Rebuilding the Temple (detail), in Marquette Bible, about 1270
The largest archive of medieval art in the world, the Index of Medieval Art (formerly the Index of Christian Art) was founded by Professor Charles Rufus Morey in 1917 and is based at Princeton University. The Index documents primarily medieval art from early apostolic times to approximately 1400 AD and contains over 26,000 terms that deal predominantly with Christian iconography as well as Jewish, Islamic, and nonecclesiastical subjects. The Index consists of three components: subject files, photographic files, and a database.

For a complete history, visit the official website of the Index of Medieval Art.


The Getty Research Institute Library provides online access to the Index's subscription database, which includes images. The Index is available through the library's public computers.

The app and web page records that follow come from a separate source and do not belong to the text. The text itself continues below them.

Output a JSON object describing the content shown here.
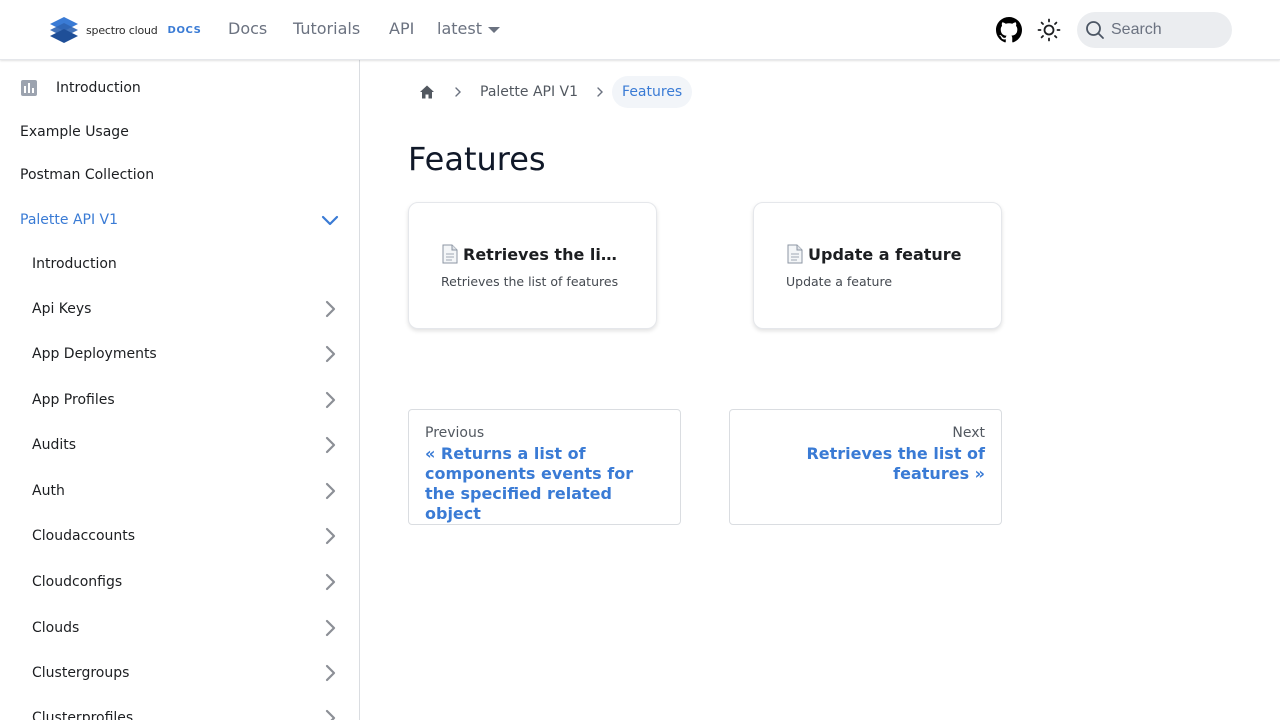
{
  "navbar": {
    "logo_text": "spectro cloud",
    "logo_badge": "DOCS",
    "links": {
      "docs": "Docs",
      "tutorials": "Tutorials",
      "api": "API",
      "version": "latest"
    },
    "search_placeholder": "Search"
  },
  "sidebar": {
    "top_items": [
      {
        "label": "Introduction"
      },
      {
        "label": "Example Usage"
      },
      {
        "label": "Postman Collection"
      },
      {
        "label": "Palette API V1"
      }
    ],
    "sub_items": [
      {
        "label": "Introduction"
      },
      {
        "label": "Api Keys"
      },
      {
        "label": "App Deployments"
      },
      {
        "label": "App Profiles"
      },
      {
        "label": "Audits"
      },
      {
        "label": "Auth"
      },
      {
        "label": "Cloudaccounts"
      },
      {
        "label": "Cloudconfigs"
      },
      {
        "label": "Clouds"
      },
      {
        "label": "Clustergroups"
      },
      {
        "label": "Clusterprofiles"
      }
    ]
  },
  "breadcrumbs": {
    "parent": "Palette API V1",
    "current": "Features"
  },
  "main": {
    "title": "Features",
    "cards": [
      {
        "title": "Retrieves the list o…",
        "description": "Retrieves the list of features"
      },
      {
        "title": "Update a feature",
        "description": "Update a feature"
      }
    ],
    "pager": {
      "previous": {
        "sub": "Previous",
        "label": "« Returns a list of components events for the specified related object"
      },
      "next": {
        "sub": "Next",
        "label": "Retrieves the list of features »"
      }
    }
  },
  "colors": {
    "accent": "#3a7bd5",
    "text": "#1c1e21",
    "muted": "#6b7280"
  }
}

Saint Hedwig and the New Convent (detail) in Life of the Blessed Hedwig, 1353
In addition, the library is one of only four institutions in the world to hold a repository copy of the Index. It is conveniently located adjacent to the Medieval section of the Photo Archive on the L3 level of the library. The Photo Archive houses approximately 176,000 photographs representing medieval architecture, sculpture, panel painting, illuminated manuscripts, and minor arts. A copy of the Index of Jewish Art is also shelved nearby. These resources are available to Getty staff, scholars, and registered Readers. The repository copy of the Index is accessible only during the Research Library's regular hours.

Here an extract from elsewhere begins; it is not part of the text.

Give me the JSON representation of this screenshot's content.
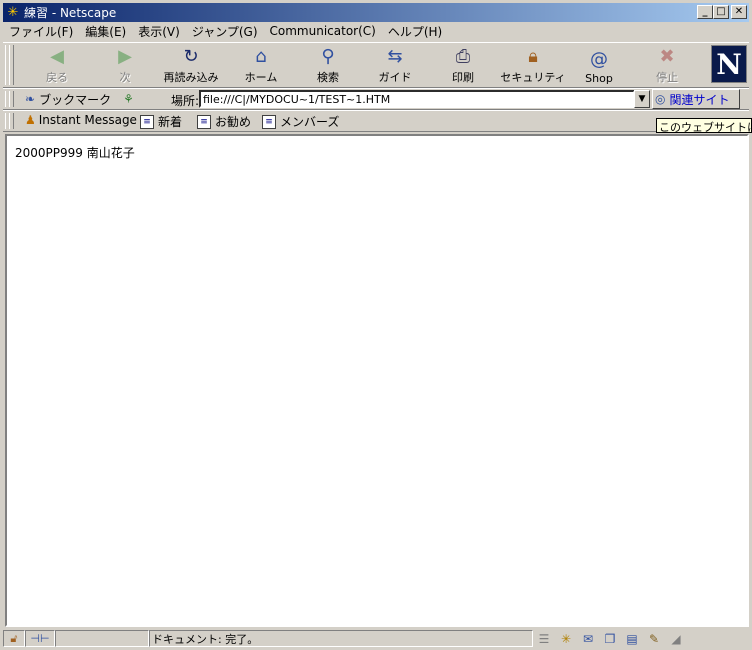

First-time users of the Index of Medieval Art and the Photo Archive should contact Reference to arrange for an orientation.

Learn more about library access.

Learn more about the Photo Archive.